Today we break down a paper recently accepted for publication at ICLR 2022: “Independent SE(3) Equivariant Models for End-to-End Rigid Docking” [1]. Docking is the problem of finding the pose and orientation by which a ligand binds to a protein. Solving the computational docking problem would increase our understanding of biological interactions at the molecular level and catalyze a leap forward in drug discovery. But current docking methods are slow, preventing the use of docking at scale. The authors’ method, “EquiDock”, takes advantage of symmetries in 3D space to achieve a 80-500x speed-up in protein-protein docking. How did they do it? Let’s dive in.

“Inductive Bias” is a fancy term used by machine learning researchers to describe design elements in the structure of a neural network that adapt it to a specific problem. For example, convolutional neural networks (CNNs) are designed to be “translation invariant” – after being trained on images with dogs in the bottom left quadrant, a CNN will still recognize images with dogs in the top right quadrant. By creating a network with good “inductive bias”, the learning problem becomes easier for the network to solve and the network can be expected to generalize better.

Similarly, when working with data in 3D Euclidean space, like proteins and other molecules, we can take known physical principles, and build them into neural networks. In the case of protein-protein docking, the docking pose is “equivariant” to their initial starting positions and orientations – the pose rotates and shifts proportionally to rotation and shift in the inputs. EquiDock predicts docking poses that are equivariant to the poses of the input proteins.

The algorithm is also pairwise independent, meaning that if you reverse the roles of protein 1 and protein 2, the result is the same.

Now let’s get into the algorithm. At the heart of EquiDock is an equivariant keypoint-prediction graph neural network, combined with a differentiable “keypoint alignment” algorithm.

First, the algorithm creates two graphs, {V1, E1}, and {V2, E2}, one for each protein. It considers C-alpha atoms as “nodes”, with edges between C-alpha atoms at fall within a certain radius. The network takes as input the C-alpha coordinates of two proteins, as well as node features (e.g. amino acid identity) and edge features (e.g. distance between C-alpha atoms) that are invariant to the coordinate frame of reference.

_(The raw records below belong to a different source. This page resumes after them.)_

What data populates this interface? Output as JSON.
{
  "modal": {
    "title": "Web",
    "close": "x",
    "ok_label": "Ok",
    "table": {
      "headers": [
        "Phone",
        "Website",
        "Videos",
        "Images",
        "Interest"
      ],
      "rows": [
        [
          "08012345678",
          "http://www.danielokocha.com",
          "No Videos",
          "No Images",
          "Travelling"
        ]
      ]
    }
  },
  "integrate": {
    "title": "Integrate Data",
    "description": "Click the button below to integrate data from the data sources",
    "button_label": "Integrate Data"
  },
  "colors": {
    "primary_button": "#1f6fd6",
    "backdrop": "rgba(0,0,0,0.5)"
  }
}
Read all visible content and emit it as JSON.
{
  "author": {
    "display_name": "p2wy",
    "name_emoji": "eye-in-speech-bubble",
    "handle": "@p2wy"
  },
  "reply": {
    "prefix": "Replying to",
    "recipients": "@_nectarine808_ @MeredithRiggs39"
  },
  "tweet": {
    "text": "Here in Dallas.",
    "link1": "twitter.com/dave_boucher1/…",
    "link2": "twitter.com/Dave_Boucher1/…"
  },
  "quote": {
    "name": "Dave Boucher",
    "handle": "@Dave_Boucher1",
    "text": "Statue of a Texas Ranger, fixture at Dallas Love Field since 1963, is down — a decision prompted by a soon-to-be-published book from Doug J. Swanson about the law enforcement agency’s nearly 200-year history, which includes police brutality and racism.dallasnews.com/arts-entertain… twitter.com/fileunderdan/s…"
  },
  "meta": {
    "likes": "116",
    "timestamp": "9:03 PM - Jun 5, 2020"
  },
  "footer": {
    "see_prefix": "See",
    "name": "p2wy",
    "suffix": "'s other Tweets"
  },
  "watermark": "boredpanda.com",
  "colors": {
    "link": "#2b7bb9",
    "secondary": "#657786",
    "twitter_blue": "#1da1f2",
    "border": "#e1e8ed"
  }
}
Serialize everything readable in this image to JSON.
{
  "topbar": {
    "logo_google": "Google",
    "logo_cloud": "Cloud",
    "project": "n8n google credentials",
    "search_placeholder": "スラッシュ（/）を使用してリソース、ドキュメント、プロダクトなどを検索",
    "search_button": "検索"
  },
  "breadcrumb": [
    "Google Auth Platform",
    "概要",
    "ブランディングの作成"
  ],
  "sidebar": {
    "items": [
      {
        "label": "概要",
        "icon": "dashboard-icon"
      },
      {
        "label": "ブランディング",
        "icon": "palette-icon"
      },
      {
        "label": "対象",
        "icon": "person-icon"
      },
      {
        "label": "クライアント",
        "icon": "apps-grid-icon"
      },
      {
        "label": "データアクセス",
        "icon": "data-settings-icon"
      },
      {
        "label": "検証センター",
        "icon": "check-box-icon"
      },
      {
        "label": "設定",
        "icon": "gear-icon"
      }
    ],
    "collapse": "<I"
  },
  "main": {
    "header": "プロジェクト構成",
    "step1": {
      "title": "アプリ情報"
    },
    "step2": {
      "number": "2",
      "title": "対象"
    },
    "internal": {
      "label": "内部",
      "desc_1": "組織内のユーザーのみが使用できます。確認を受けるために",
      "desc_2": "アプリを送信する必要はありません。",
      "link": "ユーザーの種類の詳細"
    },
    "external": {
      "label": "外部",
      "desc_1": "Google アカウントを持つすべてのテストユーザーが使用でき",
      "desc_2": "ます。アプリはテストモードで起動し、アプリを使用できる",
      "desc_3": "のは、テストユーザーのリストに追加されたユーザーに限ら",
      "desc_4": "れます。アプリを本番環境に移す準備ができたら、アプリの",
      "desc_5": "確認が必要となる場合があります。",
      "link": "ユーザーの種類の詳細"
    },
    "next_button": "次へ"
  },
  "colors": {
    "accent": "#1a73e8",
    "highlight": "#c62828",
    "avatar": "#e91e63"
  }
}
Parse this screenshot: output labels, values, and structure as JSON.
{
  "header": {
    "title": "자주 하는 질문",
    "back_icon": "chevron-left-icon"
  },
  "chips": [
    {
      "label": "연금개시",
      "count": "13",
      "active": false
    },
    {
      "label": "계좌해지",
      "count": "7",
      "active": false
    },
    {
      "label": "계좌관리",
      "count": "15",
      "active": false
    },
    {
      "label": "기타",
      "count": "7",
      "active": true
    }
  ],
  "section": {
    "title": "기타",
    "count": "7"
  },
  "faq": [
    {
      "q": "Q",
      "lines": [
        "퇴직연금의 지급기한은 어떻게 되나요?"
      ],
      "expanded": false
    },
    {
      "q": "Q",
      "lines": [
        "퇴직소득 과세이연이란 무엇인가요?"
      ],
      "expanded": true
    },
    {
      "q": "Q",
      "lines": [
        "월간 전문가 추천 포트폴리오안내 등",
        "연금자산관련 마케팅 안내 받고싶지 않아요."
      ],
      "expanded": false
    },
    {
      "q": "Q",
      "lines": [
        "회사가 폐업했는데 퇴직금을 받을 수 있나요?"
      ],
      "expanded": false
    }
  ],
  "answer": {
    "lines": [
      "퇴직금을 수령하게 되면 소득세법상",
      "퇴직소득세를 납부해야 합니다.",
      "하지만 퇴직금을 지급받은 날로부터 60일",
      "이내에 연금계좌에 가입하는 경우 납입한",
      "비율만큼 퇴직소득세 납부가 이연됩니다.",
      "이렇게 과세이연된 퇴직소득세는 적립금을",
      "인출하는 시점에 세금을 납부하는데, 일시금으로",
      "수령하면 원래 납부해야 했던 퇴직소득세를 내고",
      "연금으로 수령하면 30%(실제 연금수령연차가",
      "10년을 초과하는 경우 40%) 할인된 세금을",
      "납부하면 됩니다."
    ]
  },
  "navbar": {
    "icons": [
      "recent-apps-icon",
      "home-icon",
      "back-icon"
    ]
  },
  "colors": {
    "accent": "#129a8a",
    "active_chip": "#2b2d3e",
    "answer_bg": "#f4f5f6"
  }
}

The IEGMN (Independent E(3)-Equivariant Graph Matching Network) then transforms the coordinates, node features, and edge features, combining information from all of these to update the node features and coordinates. This is done recurrently, with shared weights for each layer. The last layer in the IEGMN predicts K “keypoints”, or predicted binding pocket points, as weighted sum of updated node coordinates, weighted by a multi-head attention mechanism based on the updated node features from each protein. Crucially, all updates to the atom coordinates, including this final keypoint layer, respect equivariance.

The next step is a differentiable singular value decomposition to recover a rotation that will rotate the predicted keypoint coordinates (Y1) for one protein to align with the keypoint coordinates (Y2) of the other protein. The translation then comes from the vector that translates the mean of Y1 to be centered at the mean of Y2.

This predicted rotation and translation for Y1 is then applied to the original coordinates X1, to obtain a final prediction for the coordinates of the docked protein. The main loss is the mean-squared error between this prediction and the true coordinates.

The architecture is shown below:

Now, there are some unanswered questions left. What is to prevent the network from learning keypoints that don’t correspond to the true binding pocket? Does this network respect physical non-intersection constraints?

The authors address the first question by adding an auxiliary loss term to make the key points match the true binding pocket points by an optimal transport loss.

They also define a function that defines the borders of each protein and add an auxiliary loss penalizing atoms from the other protein that fall within this border.

The model performs well, achieving better accuracy than many docking algorithms that take 100x longer, though lower accuracy than the HDock algorithm. But EquiDock achieves its accuracy much faster, enabling high-throughput docking.

What are some possible extensions of this research? The most natural is to apply the same model to drug-protein docking. The exact same algorithm can be used, using drug atom coordinates instead of C-alpha coordinates. The authors also plan to extend the work to flexible docking and molecular dynamics, allowing for flexibility in protein-ligand interactions.

What are some potential use cases of this model? With fast protein-protein docking, it is possible to computationally create much larger protein-protein interaction networks. These protein-protein interaction networks, paired with other types of interaction networks, can be mined for new scientific discoveries about biochemical pathways, biochemical causes of disease, causes of drug toxicity, and more.

[1] “Independent SE(3) Equivariant Models for End-to-End Rigid Docking”, https://arxiv.org/pdf/2111.07786.pdf